Taliban gunmen wearing Afghan military uniforms launched an attack on an army base in northern Afghanistan Friday killing more than 50 soldiers.
Afghan commandos were deployed during the attack which lasted several hours and targeted soldiers as they attended mosque and ate a meal.
Two of the ten attackers blew themselves up while seven were killed and one was detained.
"More than 50 Afghan soldiers have been killed" in a Taliban attack on their base near the northern city of Mazar-i-Sharif, a US military spokesman told AFP.
US General John Nicholson, commander of NATO's Resolute Support operation, said in a separate statement that the attack targeted "soldiers at prayer in a mosque and others in a dining facility" of the 209th Corps of the Afghan army.
The general, who did not give a toll, praised the Afghan commandos who brought the "atrocity to an end".
The US has around 8,400 troops in the country with about another 5,000 from NATO allies assisting a much larger Afghan force in the war against the Taliban and other Islamist militants.
Nicholson in February told the US Senate Armed Services Committee in Washington that he needed "a few thousand" more troops to help train and assist the Afghan forces.
Afghan defence ministry spokesman General Dawlat Waziri said gunmen wearing Afghan army uniforms had launched the assault on the army compound on the outskirts of Mazar-i-Sharif, capital of Balkh province.
The attack began at around 2 pm (0930 GMT) and was over by early evening, he said.
The Afghan defence ministry gave an initial toll of eight soldiers killed and 11 wounded. Afghan officials tend to play down the toll from jihadist attacks.
Several military helicopters hovered over the site during the attack and ambulances evacuated the bodies of the victims, an AFP correspondent said.
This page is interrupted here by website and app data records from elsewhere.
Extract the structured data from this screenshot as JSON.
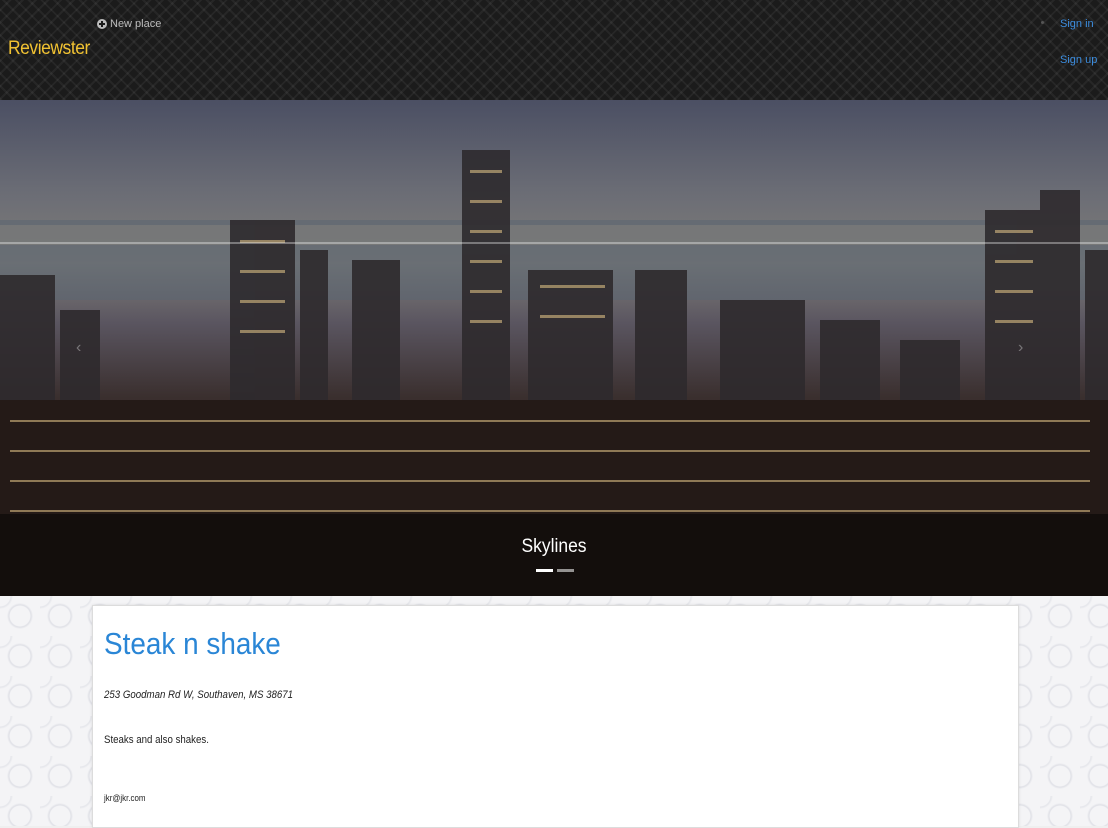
{
  "navbar": {
    "brand": "Reviewster",
    "new_place_label": "New place",
    "sign_in_label": "Sign in",
    "sign_up_label": "Sign up"
  },
  "carousel": {
    "caption": "Skylines",
    "slide_count": 2,
    "active_slide": 1
  },
  "place": {
    "name": "Steak n shake",
    "address": "253 Goodman Rd W, Southaven, MS 38671",
    "description": "Steaks and also shakes.",
    "email": "jkr@jkr.com"
  },
  "colors": {
    "brand": "#f1c232",
    "link": "#3d8ee0",
    "title": "#2a86d6"
  }
}
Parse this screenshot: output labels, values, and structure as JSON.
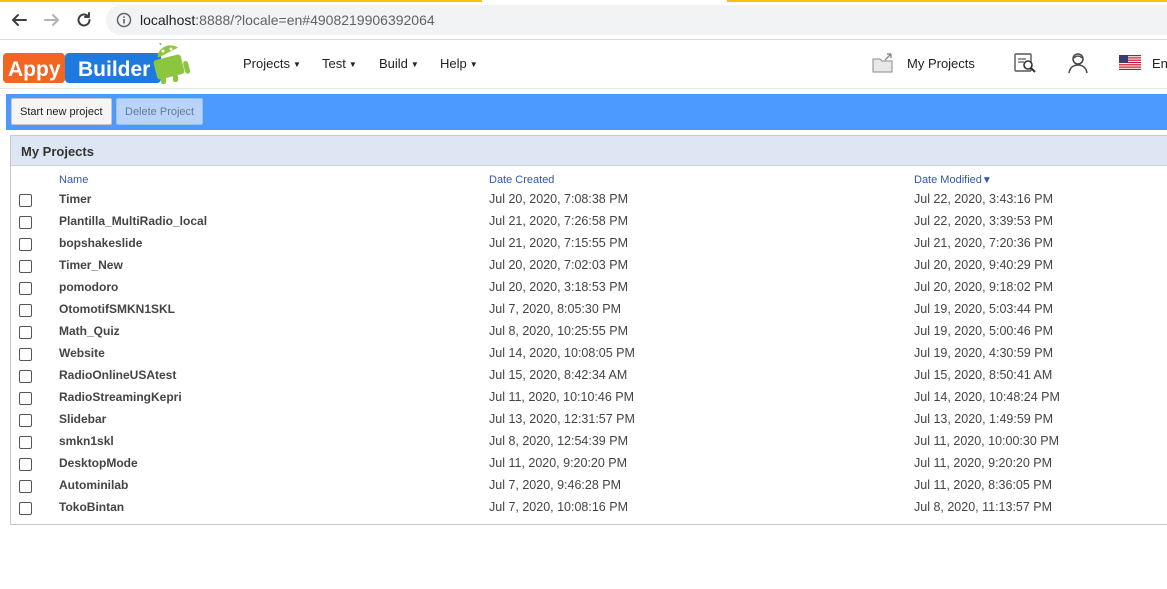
{
  "browser": {
    "url_host": "localhost",
    "url_rest": ":8888/?locale=en#4908219906392064"
  },
  "header": {
    "logo_text_left": "Appy",
    "logo_text_right": "Builder",
    "menus": [
      {
        "label": "Projects"
      },
      {
        "label": "Test"
      },
      {
        "label": "Build"
      },
      {
        "label": "Help"
      }
    ],
    "my_projects_label": "My Projects",
    "language_label": "En"
  },
  "toolbar": {
    "start_new_label": "Start new project",
    "delete_label": "Delete Project"
  },
  "panel": {
    "title": "My Projects",
    "columns": {
      "name": "Name",
      "created": "Date Created",
      "modified": "Date Modified"
    },
    "sort_indicator": "▼",
    "rows": [
      {
        "name": "Timer",
        "created": "Jul 20, 2020, 7:08:38 PM",
        "modified": "Jul 22, 2020, 3:43:16 PM"
      },
      {
        "name": "Plantilla_MultiRadio_local",
        "created": "Jul 21, 2020, 7:26:58 PM",
        "modified": "Jul 22, 2020, 3:39:53 PM"
      },
      {
        "name": "bopshakeslide",
        "created": "Jul 21, 2020, 7:15:55 PM",
        "modified": "Jul 21, 2020, 7:20:36 PM"
      },
      {
        "name": "Timer_New",
        "created": "Jul 20, 2020, 7:02:03 PM",
        "modified": "Jul 20, 2020, 9:40:29 PM"
      },
      {
        "name": "pomodoro",
        "created": "Jul 20, 2020, 3:18:53 PM",
        "modified": "Jul 20, 2020, 9:18:02 PM"
      },
      {
        "name": "OtomotifSMKN1SKL",
        "created": "Jul 7, 2020, 8:05:30 PM",
        "modified": "Jul 19, 2020, 5:03:44 PM"
      },
      {
        "name": "Math_Quiz",
        "created": "Jul 8, 2020, 10:25:55 PM",
        "modified": "Jul 19, 2020, 5:00:46 PM"
      },
      {
        "name": "Website",
        "created": "Jul 14, 2020, 10:08:05 PM",
        "modified": "Jul 19, 2020, 4:30:59 PM"
      },
      {
        "name": "RadioOnlineUSAtest",
        "created": "Jul 15, 2020, 8:42:34 AM",
        "modified": "Jul 15, 2020, 8:50:41 AM"
      },
      {
        "name": "RadioStreamingKepri",
        "created": "Jul 11, 2020, 10:10:46 PM",
        "modified": "Jul 14, 2020, 10:48:24 PM"
      },
      {
        "name": "Slidebar",
        "created": "Jul 13, 2020, 12:31:57 PM",
        "modified": "Jul 13, 2020, 1:49:59 PM"
      },
      {
        "name": "smkn1skl",
        "created": "Jul 8, 2020, 12:54:39 PM",
        "modified": "Jul 11, 2020, 10:00:30 PM"
      },
      {
        "name": "DesktopMode",
        "created": "Jul 11, 2020, 9:20:20 PM",
        "modified": "Jul 11, 2020, 9:20:20 PM"
      },
      {
        "name": "Autominilab",
        "created": "Jul 7, 2020, 9:46:28 PM",
        "modified": "Jul 11, 2020, 8:36:05 PM"
      },
      {
        "name": "TokoBintan",
        "created": "Jul 7, 2020, 10:08:16 PM",
        "modified": "Jul 8, 2020, 11:13:57 PM"
      }
    ]
  },
  "colors": {
    "toolbar": "#4c9aff",
    "panel_header": "#dde6f2",
    "column_link": "#2f58a8",
    "logo_orange": "#f26522",
    "logo_blue": "#1f7ae0",
    "android_green": "#8cc63f"
  }
}
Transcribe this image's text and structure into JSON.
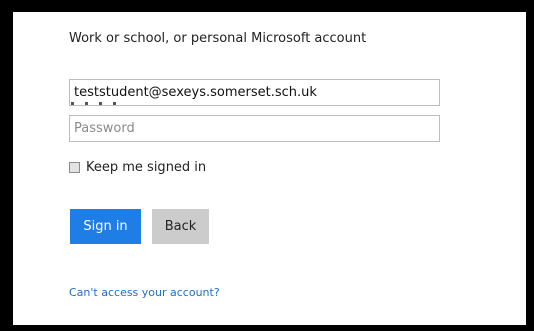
{
  "form": {
    "heading": "Work or school, or personal Microsoft account",
    "email_value": "teststudent@sexeys.somerset.sch.uk",
    "password_placeholder": "Password",
    "keep_signed_in_label": "Keep me signed in",
    "keep_signed_in_checked": false,
    "sign_in_label": "Sign in",
    "back_label": "Back",
    "help_link_label": "Can't access your account?"
  },
  "colors": {
    "background": "#000000",
    "panel": "#ffffff",
    "primary_button": "#1e7ee6",
    "secondary_button": "#cccccc",
    "link": "#1e6fc8"
  }
}
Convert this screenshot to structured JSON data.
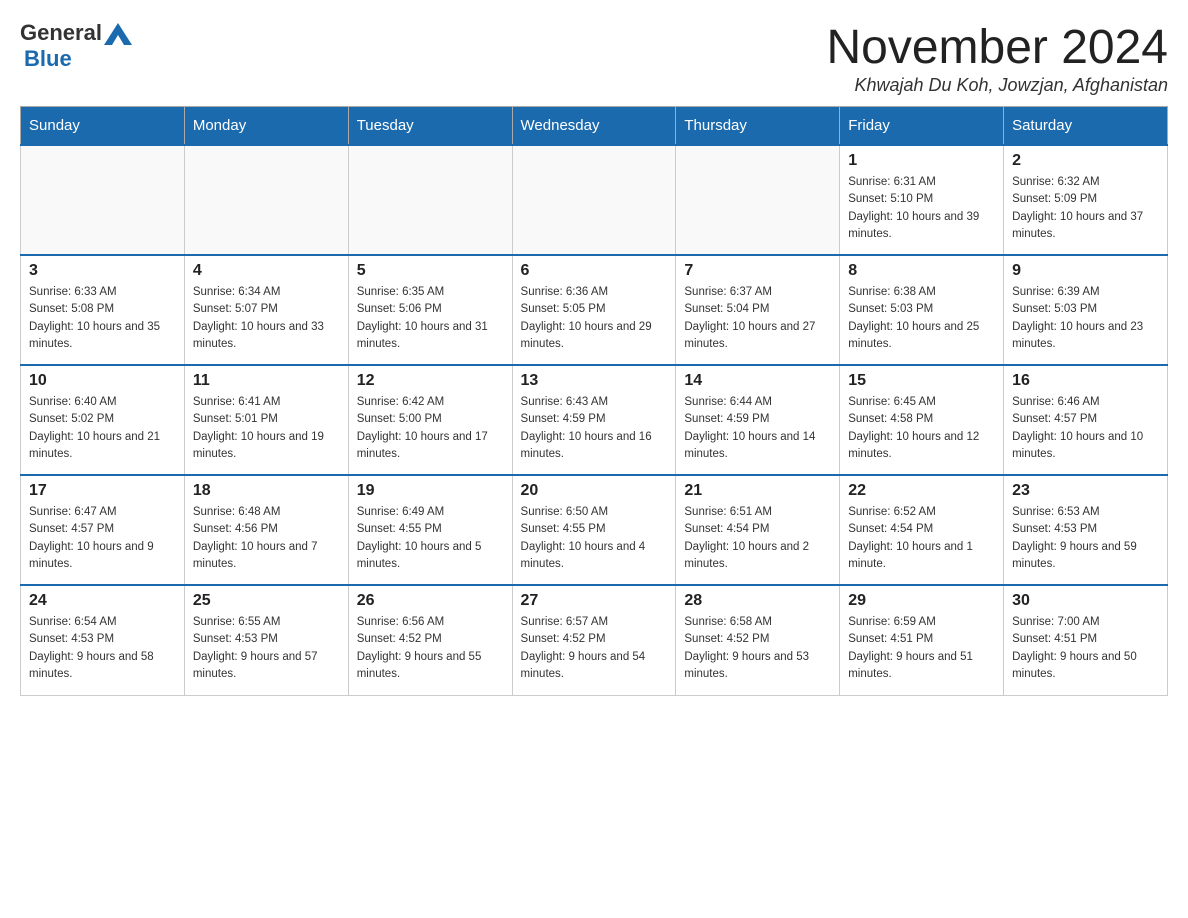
{
  "header": {
    "logo_general": "General",
    "logo_blue": "Blue",
    "title": "November 2024",
    "location": "Khwajah Du Koh, Jowzjan, Afghanistan"
  },
  "days_of_week": [
    "Sunday",
    "Monday",
    "Tuesday",
    "Wednesday",
    "Thursday",
    "Friday",
    "Saturday"
  ],
  "weeks": [
    [
      {
        "day": "",
        "info": ""
      },
      {
        "day": "",
        "info": ""
      },
      {
        "day": "",
        "info": ""
      },
      {
        "day": "",
        "info": ""
      },
      {
        "day": "",
        "info": ""
      },
      {
        "day": "1",
        "info": "Sunrise: 6:31 AM\nSunset: 5:10 PM\nDaylight: 10 hours and 39 minutes."
      },
      {
        "day": "2",
        "info": "Sunrise: 6:32 AM\nSunset: 5:09 PM\nDaylight: 10 hours and 37 minutes."
      }
    ],
    [
      {
        "day": "3",
        "info": "Sunrise: 6:33 AM\nSunset: 5:08 PM\nDaylight: 10 hours and 35 minutes."
      },
      {
        "day": "4",
        "info": "Sunrise: 6:34 AM\nSunset: 5:07 PM\nDaylight: 10 hours and 33 minutes."
      },
      {
        "day": "5",
        "info": "Sunrise: 6:35 AM\nSunset: 5:06 PM\nDaylight: 10 hours and 31 minutes."
      },
      {
        "day": "6",
        "info": "Sunrise: 6:36 AM\nSunset: 5:05 PM\nDaylight: 10 hours and 29 minutes."
      },
      {
        "day": "7",
        "info": "Sunrise: 6:37 AM\nSunset: 5:04 PM\nDaylight: 10 hours and 27 minutes."
      },
      {
        "day": "8",
        "info": "Sunrise: 6:38 AM\nSunset: 5:03 PM\nDaylight: 10 hours and 25 minutes."
      },
      {
        "day": "9",
        "info": "Sunrise: 6:39 AM\nSunset: 5:03 PM\nDaylight: 10 hours and 23 minutes."
      }
    ],
    [
      {
        "day": "10",
        "info": "Sunrise: 6:40 AM\nSunset: 5:02 PM\nDaylight: 10 hours and 21 minutes."
      },
      {
        "day": "11",
        "info": "Sunrise: 6:41 AM\nSunset: 5:01 PM\nDaylight: 10 hours and 19 minutes."
      },
      {
        "day": "12",
        "info": "Sunrise: 6:42 AM\nSunset: 5:00 PM\nDaylight: 10 hours and 17 minutes."
      },
      {
        "day": "13",
        "info": "Sunrise: 6:43 AM\nSunset: 4:59 PM\nDaylight: 10 hours and 16 minutes."
      },
      {
        "day": "14",
        "info": "Sunrise: 6:44 AM\nSunset: 4:59 PM\nDaylight: 10 hours and 14 minutes."
      },
      {
        "day": "15",
        "info": "Sunrise: 6:45 AM\nSunset: 4:58 PM\nDaylight: 10 hours and 12 minutes."
      },
      {
        "day": "16",
        "info": "Sunrise: 6:46 AM\nSunset: 4:57 PM\nDaylight: 10 hours and 10 minutes."
      }
    ],
    [
      {
        "day": "17",
        "info": "Sunrise: 6:47 AM\nSunset: 4:57 PM\nDaylight: 10 hours and 9 minutes."
      },
      {
        "day": "18",
        "info": "Sunrise: 6:48 AM\nSunset: 4:56 PM\nDaylight: 10 hours and 7 minutes."
      },
      {
        "day": "19",
        "info": "Sunrise: 6:49 AM\nSunset: 4:55 PM\nDaylight: 10 hours and 5 minutes."
      },
      {
        "day": "20",
        "info": "Sunrise: 6:50 AM\nSunset: 4:55 PM\nDaylight: 10 hours and 4 minutes."
      },
      {
        "day": "21",
        "info": "Sunrise: 6:51 AM\nSunset: 4:54 PM\nDaylight: 10 hours and 2 minutes."
      },
      {
        "day": "22",
        "info": "Sunrise: 6:52 AM\nSunset: 4:54 PM\nDaylight: 10 hours and 1 minute."
      },
      {
        "day": "23",
        "info": "Sunrise: 6:53 AM\nSunset: 4:53 PM\nDaylight: 9 hours and 59 minutes."
      }
    ],
    [
      {
        "day": "24",
        "info": "Sunrise: 6:54 AM\nSunset: 4:53 PM\nDaylight: 9 hours and 58 minutes."
      },
      {
        "day": "25",
        "info": "Sunrise: 6:55 AM\nSunset: 4:53 PM\nDaylight: 9 hours and 57 minutes."
      },
      {
        "day": "26",
        "info": "Sunrise: 6:56 AM\nSunset: 4:52 PM\nDaylight: 9 hours and 55 minutes."
      },
      {
        "day": "27",
        "info": "Sunrise: 6:57 AM\nSunset: 4:52 PM\nDaylight: 9 hours and 54 minutes."
      },
      {
        "day": "28",
        "info": "Sunrise: 6:58 AM\nSunset: 4:52 PM\nDaylight: 9 hours and 53 minutes."
      },
      {
        "day": "29",
        "info": "Sunrise: 6:59 AM\nSunset: 4:51 PM\nDaylight: 9 hours and 51 minutes."
      },
      {
        "day": "30",
        "info": "Sunrise: 7:00 AM\nSunset: 4:51 PM\nDaylight: 9 hours and 50 minutes."
      }
    ]
  ]
}
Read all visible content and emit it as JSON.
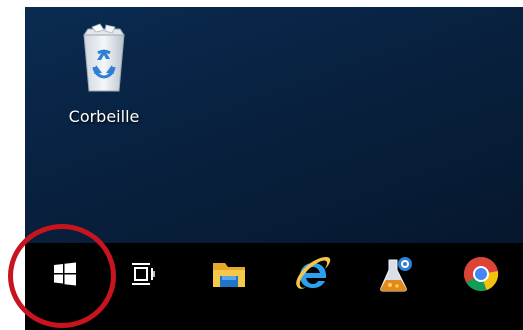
{
  "desktop": {
    "background_color": "#08213f",
    "icons": [
      {
        "label": "Corbeille",
        "icon": "recycle-bin-icon"
      }
    ]
  },
  "taskbar": {
    "background_color": "#000000",
    "buttons": [
      {
        "icon": "windows-logo-icon"
      },
      {
        "icon": "task-view-icon"
      },
      {
        "icon": "file-explorer-icon"
      },
      {
        "icon": "internet-explorer-icon"
      },
      {
        "icon": "lab-flask-icon"
      },
      {
        "icon": "chrome-icon"
      }
    ]
  },
  "annotation": {
    "highlight_color": "#c8141e",
    "highlight_target": "start-button"
  }
}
In a statement the Taliban claimed responsibility for the operation.
Earlier this month the US military dropped its GBU-43/B Massive Ordnance Air Blast+ , dubbed the "Mother of All Bombs", in combat for the first time, killing 96 jihadists in IS hideouts in eastern Afghanistan.
The area has not been reopened to civilians since the bombing.
The attack triggered global shockwaves, with some condemning the use of Afghanistan as what they called a testing ground for the weapon, and against a militant group that is not considered as big a threat as the resurgent Taliban.
(Feature image source: Reuters)